→ Material provided

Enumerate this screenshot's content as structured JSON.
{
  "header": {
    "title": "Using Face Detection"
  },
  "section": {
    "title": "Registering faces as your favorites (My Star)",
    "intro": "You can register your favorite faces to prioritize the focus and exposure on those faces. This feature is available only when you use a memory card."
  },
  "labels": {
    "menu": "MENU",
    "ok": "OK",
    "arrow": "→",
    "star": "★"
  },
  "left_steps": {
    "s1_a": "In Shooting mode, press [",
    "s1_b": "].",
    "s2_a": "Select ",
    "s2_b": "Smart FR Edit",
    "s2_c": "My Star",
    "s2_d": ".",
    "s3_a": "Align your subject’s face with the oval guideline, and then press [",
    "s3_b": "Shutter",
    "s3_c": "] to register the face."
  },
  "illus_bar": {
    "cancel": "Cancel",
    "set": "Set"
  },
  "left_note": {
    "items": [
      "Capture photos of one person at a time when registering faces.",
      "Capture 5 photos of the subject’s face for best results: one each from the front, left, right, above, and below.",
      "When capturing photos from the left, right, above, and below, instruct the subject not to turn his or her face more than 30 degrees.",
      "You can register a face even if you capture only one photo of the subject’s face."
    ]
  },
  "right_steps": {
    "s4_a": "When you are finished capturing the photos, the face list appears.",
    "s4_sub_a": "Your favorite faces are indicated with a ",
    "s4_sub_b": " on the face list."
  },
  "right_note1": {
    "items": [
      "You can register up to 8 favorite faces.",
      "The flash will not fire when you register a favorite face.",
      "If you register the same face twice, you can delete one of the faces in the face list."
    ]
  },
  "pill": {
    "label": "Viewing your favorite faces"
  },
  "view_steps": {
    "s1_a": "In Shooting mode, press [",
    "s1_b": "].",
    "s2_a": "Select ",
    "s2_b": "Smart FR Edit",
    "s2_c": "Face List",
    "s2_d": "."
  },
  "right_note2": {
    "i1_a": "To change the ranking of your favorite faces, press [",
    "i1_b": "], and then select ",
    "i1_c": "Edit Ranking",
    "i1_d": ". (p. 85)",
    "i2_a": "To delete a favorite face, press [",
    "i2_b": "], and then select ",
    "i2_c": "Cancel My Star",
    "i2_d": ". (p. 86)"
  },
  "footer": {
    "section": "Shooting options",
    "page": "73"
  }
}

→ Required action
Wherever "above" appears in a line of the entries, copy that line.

→ Exercise result
      "Capture 5 photos of the subject’s face for best results: one each from the front, left, right, above, and below.",
      "When capturing photos from the left, right, above, and below, instruct the subject not to turn his or her face more than 30 degrees.",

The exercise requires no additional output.